Jesus answered, “Get behind Me, Satan! You are a stumbling block to Me.” Peter’s attitude toward suffering was preventing the closeness Jesus longed for.
When cleansing the temple, Jesus spoke with similar passion. As He was chasing the retailers out, overthrowing tables, aggressively removing material things that stood between true worship and the people, He cried, “Take these things out of the way!”
Did Peter understand the rebuke? Was he able to grasp the path of suffering? Years later he wrote, “For it is commendable if a man bears up under the pain of unjust suffering because he is conscious of God. . . . But if you suffer for doing good and you endure it, this is commendable before God. To this you were called, because Christ suffered for you, leaving you an example, that you should follow in his steps” (1 Pet. 2:19-21, NIV, 1984).
To endure suffering with dignity is thankworthy. God is thankful when, instead of buckling under victim mentality, or blaming Him and shaking the fist as if He were the source of the pain, we choose to allow suffering to draw us closer to Him.
“Therefore, since Christ suffered in his body, arm yourselves also with the same attitude” (1 Pet. 4:1, NIV, 1984). “Beloved, think it not strange concerning the fiery trial . . . but rejoice . . . as ye are partakers of Christ’s sufferings” (1 Pet. 4:12, 13, KJV).
A partaker means a sharer, a fellow, a partner, a comrade. The quest of those who come to love God becomes this: “That I may know Him, and the power of His resurrection, and the fellowship of His sufferings” (Phil. 3:10, NKJV). Why would they seek this kind of fellowship?
Suffering is a vulnerable, narrow place. We don’t spill our deepest pain to just anyone, especially in the midst of it. We tend to assume that others will not understand, that they may not validate the intensity of our hurt. They might say something callous or cast blame. But those who do suffer with us reach a level of transparent friendship deeper than all other relationships.
Peter wrote, “If anyone suffers as a Christian, let him not be ashamed, but let him glorify God in this matter” (1 Pet. 4:16, NKJV). Tragically, our world is full of inescapable suffering. We suffer the bitter consequences of our decisions and irretrievable mistakes. We also suffer what is unfair and wrong. Yet over and over again, Scripture says that God is just. In contrast to the world’s injustice, a belief in His fairness brings strength to live unashamed, knowing that someday He will make it right. While His love cannot yet put an end to suffering, it can enable a man or woman to get back up after being hit hard, to experience the darkness and still believe in the light, to have something precious ripped away and know that it will yet be restored.
God is glorified by those who, in spite of everything, choose to trust.
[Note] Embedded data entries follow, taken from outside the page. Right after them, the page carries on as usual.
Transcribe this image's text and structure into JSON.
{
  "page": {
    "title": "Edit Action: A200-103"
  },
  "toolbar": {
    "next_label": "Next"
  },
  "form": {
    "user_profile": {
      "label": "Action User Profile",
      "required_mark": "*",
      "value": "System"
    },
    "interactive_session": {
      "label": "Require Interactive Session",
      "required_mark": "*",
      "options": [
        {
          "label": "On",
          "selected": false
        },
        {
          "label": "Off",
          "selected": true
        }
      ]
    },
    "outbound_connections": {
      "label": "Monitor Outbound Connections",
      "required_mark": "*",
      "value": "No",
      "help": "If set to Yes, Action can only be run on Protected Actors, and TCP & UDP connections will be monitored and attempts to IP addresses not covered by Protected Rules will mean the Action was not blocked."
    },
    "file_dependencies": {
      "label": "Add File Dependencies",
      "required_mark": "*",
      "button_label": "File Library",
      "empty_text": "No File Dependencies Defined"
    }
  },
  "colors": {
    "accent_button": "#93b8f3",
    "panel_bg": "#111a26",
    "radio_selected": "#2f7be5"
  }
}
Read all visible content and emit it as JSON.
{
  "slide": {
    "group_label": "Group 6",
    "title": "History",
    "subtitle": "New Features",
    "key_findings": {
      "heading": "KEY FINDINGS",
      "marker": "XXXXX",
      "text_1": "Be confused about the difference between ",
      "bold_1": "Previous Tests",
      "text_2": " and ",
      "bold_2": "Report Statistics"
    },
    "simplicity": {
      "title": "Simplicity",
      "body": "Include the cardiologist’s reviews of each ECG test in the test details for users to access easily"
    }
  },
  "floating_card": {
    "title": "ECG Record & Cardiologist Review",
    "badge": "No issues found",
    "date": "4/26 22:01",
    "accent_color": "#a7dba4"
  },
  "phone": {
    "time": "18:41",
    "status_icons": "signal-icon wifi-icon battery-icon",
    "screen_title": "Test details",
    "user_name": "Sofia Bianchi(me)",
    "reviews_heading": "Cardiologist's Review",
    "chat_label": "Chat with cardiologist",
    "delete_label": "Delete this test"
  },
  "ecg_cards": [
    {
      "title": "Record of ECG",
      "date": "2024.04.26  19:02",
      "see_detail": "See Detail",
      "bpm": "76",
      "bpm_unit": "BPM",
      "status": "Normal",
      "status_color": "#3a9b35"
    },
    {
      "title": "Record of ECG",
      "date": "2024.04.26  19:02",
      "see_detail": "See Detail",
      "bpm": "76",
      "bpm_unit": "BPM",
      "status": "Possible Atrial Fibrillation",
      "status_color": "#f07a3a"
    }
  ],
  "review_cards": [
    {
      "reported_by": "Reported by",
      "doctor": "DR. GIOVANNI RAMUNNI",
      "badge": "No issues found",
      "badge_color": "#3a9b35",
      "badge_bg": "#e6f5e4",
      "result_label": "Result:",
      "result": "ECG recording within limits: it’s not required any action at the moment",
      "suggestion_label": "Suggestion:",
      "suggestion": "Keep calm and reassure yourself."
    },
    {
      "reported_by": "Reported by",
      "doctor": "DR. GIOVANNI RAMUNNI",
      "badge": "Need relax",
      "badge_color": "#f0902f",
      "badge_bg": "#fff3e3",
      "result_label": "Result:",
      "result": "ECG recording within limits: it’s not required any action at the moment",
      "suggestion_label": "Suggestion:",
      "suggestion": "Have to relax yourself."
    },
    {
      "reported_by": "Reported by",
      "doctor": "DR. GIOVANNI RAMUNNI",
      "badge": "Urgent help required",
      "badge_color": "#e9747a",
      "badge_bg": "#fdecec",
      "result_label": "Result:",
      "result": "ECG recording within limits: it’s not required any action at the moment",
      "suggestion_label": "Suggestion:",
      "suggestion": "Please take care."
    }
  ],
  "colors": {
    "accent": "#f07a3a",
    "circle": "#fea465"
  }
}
Ultimately, Christ enables all who drink from His cup to triumph over affliction.